Fact: Geographic diversity is key to the stability of a manufacturing supply chain for a medicine.
While often overlooked, geographic diversification of the supply chain is beneficial, especially in the time of pandemics, because of the flexibility it gives companies when they need it most. If an entire pharmaceutical supply chain is dependent upon one geographic area and that area experiences a natural or national disaster or pandemic, there could be significant infrastructure and supply disruptions with global implications. Take, for example, Hurricane Maria in 2017. Approximately 50 pharmaceutical manufacturing facilities were in Puerto Rico at the time of the hurricane, and their capacity was impacted by the disaster. Because of robust supply chains and close coordination with FDA, the industry was quickly able to shift manufacturing to facilities in other areas and prevent long-term drug shortages.
Biopharmaceutical companies need to be able to make adjustments in the sourcing of their materials and shift manufacturing to different facilities in the case of an emergency that may result in disruptions, like Hurricane Maria. Building a new facility takes significant time and resources, so it is not a feasible solution in an emergency situation. Instead, companies typically build in redundancies and business continuity plans when setting up supply chains to mitigate any potential disruptions that may occur, including geographic diversity.

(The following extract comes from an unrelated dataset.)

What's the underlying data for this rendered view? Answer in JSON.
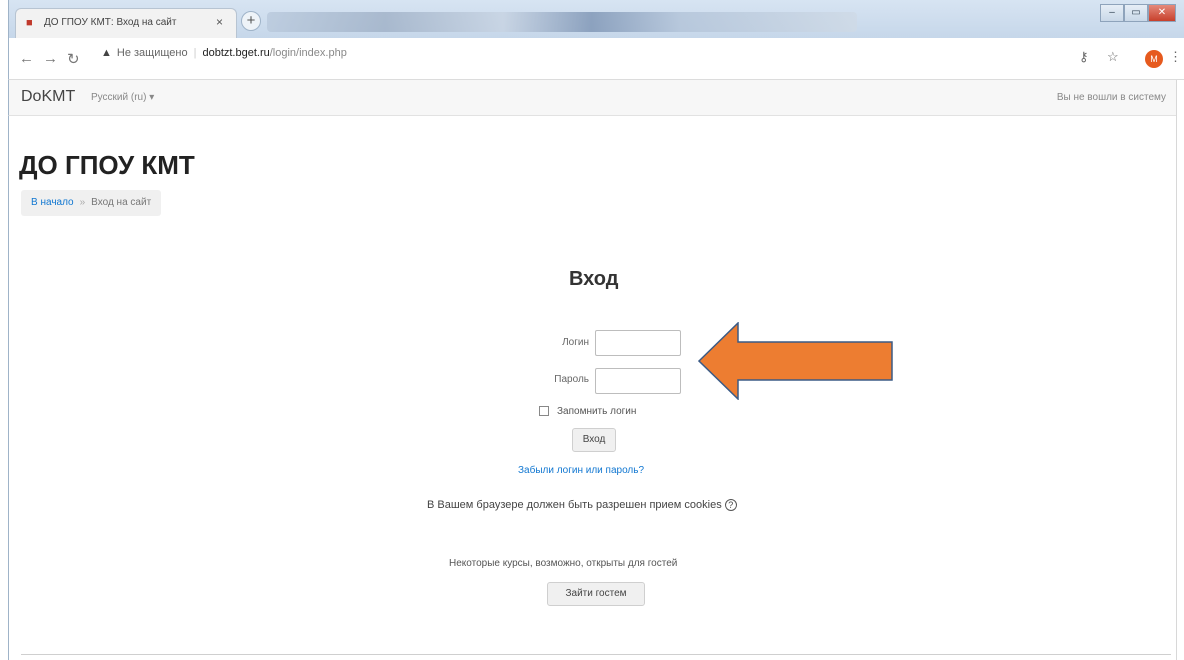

Companies take into account the locations of each facility and have extensive measures in place to manage the various elements of the manufacturing process, including ensuring sufficient access to the skilled workers, specialized equipment and materials needed.
In these unprecedented times, it is understandable that there are concerns regarding the continuity of the pharmaceutical supply chain and a desire for the United States to not be overly reliant on any countries that might pose a national security risk when it comes to pharmaceutical manufacturing. Discussions about ways to increase manufacturing in the United States are important to growing jobs and our economy, but we can’t diminish just how important geographic diversity in our pharmaceutical supply chain is when it comes to making sure we have uninterrupted supply of the medicines people need. After all, putting all your eggs in one basket (or country in this case) can be risky.

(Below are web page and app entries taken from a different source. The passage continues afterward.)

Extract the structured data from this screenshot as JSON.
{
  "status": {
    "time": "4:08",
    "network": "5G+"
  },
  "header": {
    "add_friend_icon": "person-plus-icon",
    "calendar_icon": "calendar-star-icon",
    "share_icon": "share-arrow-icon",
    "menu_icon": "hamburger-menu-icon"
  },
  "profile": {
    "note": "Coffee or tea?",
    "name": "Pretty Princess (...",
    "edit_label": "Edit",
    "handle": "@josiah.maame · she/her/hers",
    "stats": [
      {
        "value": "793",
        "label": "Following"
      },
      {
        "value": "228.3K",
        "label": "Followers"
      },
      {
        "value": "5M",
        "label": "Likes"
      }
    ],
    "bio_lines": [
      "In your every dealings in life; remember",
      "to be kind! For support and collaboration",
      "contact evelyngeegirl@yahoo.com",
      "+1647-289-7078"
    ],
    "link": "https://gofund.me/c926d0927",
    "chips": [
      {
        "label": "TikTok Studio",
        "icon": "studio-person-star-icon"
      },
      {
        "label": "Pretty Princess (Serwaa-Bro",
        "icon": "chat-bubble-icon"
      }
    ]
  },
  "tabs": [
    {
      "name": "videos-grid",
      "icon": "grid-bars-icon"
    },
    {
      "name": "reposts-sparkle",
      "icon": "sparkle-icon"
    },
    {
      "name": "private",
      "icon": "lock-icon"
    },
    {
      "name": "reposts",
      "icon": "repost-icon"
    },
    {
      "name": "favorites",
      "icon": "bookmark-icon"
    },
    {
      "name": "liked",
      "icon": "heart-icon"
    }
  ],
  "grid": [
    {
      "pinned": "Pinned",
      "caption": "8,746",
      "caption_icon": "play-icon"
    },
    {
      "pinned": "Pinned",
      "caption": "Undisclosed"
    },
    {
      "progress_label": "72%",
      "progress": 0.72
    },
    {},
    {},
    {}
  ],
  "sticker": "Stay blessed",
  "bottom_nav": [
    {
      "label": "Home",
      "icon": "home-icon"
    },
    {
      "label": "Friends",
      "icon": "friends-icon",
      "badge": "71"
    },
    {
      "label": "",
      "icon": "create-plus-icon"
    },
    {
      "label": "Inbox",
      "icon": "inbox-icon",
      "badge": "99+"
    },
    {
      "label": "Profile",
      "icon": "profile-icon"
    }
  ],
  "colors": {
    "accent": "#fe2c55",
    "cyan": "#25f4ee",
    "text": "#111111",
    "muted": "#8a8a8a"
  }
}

Nicole Longo Nicole is director of public affairs at PhRMA focusing on Medicare, 340B, importation and more. She previously worked for a D.C.-based public affairs firm where she assisted a wide range of clients with communications efforts on everything from trade policy to agriculture policy to health care policy. Outside the office, Nicole can be found trying new restaurants (usually Italian), taking an occasional barre class and cheering on the Cincinnati Bengals.